Though he was aware of the party and had given his neighbours advance warning, the lecturer told police it had "never crossed his mind" the drugs would be found by his daughter. She was said to have been going through a period of "challenging" behaviour at the time and had been referred to drug services by her school.
Mr Dodgeon, a former social worker who counted health inequalities and alcohol-consumption patterns among his research subjects, also told officers he kept the drugs for recreational reasons and had never supplied them to others. He will be sentenced at Isleworth Crown Court on 18 November.
Wellcome Image Awards: The most striking images from the world of science, including breast cancer cells under chemical attack and a photographer’s own kidney stone
Missing Malaysia Airlines plane: 'All passengers' under investigation, police say
Bob Crow death: 'Admired by his members, feared by employers' - Tributes pour in for RMT union leader and 'working class hero' Bob Crow
Oscar Pistorius murder trial: Athlete repeatedly sick as court hears 'graphic details' of Reeva Steenkamp's post-mortem
How climate change helped Genghis Khan: Scientists believe a sudden period of warmer weather allowed the Mongols to invade with such success
Britain's top vet sparks controversy with call for ban on slashing animals' throats in 'ritual' slaughters for halal and kosher meat products
Poor 'live like animals' says Boris's privately educated sister after going on 'poverty safari'
Exclusive: Impact of immigrants on British workers ‘negligible’

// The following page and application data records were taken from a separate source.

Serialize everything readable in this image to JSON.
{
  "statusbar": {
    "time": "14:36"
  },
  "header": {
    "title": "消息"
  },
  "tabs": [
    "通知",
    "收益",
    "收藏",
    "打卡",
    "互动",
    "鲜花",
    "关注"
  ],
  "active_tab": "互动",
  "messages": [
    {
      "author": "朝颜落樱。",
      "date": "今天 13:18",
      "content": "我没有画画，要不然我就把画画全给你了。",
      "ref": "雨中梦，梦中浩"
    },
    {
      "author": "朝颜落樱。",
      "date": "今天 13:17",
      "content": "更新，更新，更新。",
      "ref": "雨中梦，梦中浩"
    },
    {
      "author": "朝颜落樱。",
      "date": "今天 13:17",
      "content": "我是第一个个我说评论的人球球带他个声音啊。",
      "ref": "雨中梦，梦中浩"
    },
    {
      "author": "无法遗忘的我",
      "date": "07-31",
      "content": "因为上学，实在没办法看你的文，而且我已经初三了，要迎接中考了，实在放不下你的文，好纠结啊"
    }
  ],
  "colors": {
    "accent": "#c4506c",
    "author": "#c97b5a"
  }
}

Vince Cable: Teachers 'know absolutely nothing' about the world of work
Ukraine crisis: Russia pledges to 'retaliate against sanctions' as Ukrainian president says Crimea vote will not be recognised
The quiet diplomat: Catherine Ashton - recognised and admired in all the world’s troubled countries, yet ridiculed at home
- 1 Pakistan vs Paul Smith: Sandal-wearers bemused by famed British designer's attempts to sell traditional Peshawari chappal-style shoes for the distinctly untraditional sum of £300
- 2 Family forced to flee home after discovering 'terrifying' nest of spiders in bananas
- 3 Grace Dent: Who cares if she spells it Barraco Barner? Gemma Worrall is more employable than some bookish arts graduate
- 4 Russell Crowe's Noah banned in three Arab countries before worldwide premiere
- 5 Bob Crow death: 'Admired by his members, feared by employers' - Tributes pour in for RMT union leader and 'working class hero' Bob Crow